Tempromandibular joint disorder (TMD) are a group of disorders of the jaw joint and the muscles that control jaw movement. Over 10 million Americans are affected. The condition is more common in women than men. Your temporomandibular joint (TMJ) connects your jaw to you scull. Ligaments, muscles, disk, nerves, and arthritis are all anatomical factors that may contribute to maladies of the TMJ. Jaw pain can be caused by arthritis, muscle spasm, or damage to the joint capsule. Clenching and grinding ones teeth is a risk factor fore developing TMD.
Signs and symptoms of TMD may include: pain in jaw and around your ear, discomfort while chewing, limited opening, clicking sounds, headaches, transient open or closed lock, ringing in hears, and changes in your bite. It is important to note that clicking sounds alone do not imply TMD.
In most cases, pain and discomfort associated with TMD are managed with non-surgical treatments, which may include, a splint, muscle relaxants, heat and cold therapy, or massage. The goal of treatment is generally management of pain and inflammation.
Bruxism is a condition of continued grinding or clenching of teeth, often during sleep. There are various degrees of severity and need for treatment. Severe bruxism leads to jaw disorders, headaches, and damaged teeth. Since many people are active bruxers during sleep, they often do not know they are doing it. Diagnosis is generally through signs the dentist observes. Bruxism appears to be an unconscious reflex related to the chewing reflex that is similar to the knee jerk reflex. However, it can be exacerbated by stress, emotions, sleep disorders, medications or abnormal tooth alignment.
Signs of the condition are warn, broken teeth, sensitive teeth, sore jaws which may lead to TMD, and grinding sounds during sleep.
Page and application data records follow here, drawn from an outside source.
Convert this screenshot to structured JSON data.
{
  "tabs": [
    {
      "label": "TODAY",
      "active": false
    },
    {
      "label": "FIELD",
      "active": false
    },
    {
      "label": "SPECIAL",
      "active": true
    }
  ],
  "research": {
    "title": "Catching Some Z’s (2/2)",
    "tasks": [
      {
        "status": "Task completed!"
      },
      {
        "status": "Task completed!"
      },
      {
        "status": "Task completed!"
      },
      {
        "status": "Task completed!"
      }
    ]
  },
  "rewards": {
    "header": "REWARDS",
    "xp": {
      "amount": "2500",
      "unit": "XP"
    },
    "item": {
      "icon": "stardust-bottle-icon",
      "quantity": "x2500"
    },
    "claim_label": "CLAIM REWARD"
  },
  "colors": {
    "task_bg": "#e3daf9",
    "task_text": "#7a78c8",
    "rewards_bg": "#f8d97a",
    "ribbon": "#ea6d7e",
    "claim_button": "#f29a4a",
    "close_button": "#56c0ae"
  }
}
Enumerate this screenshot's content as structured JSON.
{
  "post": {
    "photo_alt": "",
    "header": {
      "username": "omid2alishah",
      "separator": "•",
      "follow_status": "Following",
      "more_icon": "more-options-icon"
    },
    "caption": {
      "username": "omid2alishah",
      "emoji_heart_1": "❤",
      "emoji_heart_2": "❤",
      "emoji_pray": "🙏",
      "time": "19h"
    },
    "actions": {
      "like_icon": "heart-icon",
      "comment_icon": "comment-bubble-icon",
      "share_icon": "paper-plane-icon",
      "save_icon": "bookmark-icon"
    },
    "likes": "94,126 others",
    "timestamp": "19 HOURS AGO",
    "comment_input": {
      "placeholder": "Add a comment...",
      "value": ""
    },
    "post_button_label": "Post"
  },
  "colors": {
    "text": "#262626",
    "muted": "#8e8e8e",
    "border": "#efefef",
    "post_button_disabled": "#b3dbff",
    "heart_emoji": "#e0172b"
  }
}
The treatment for bruxism and clenching is through a night guard since most bruxers are more active during sleep. For day time bruxers, a brux guard can be worn during the day and relaxation and behavioral modification exercises practiced. A night guard or brux guard, when made properly will not only protect your teeth from further wear but reduce the reflex to grind or clench. People often feel immediate relief from their symptoms after they start wearing a night guard.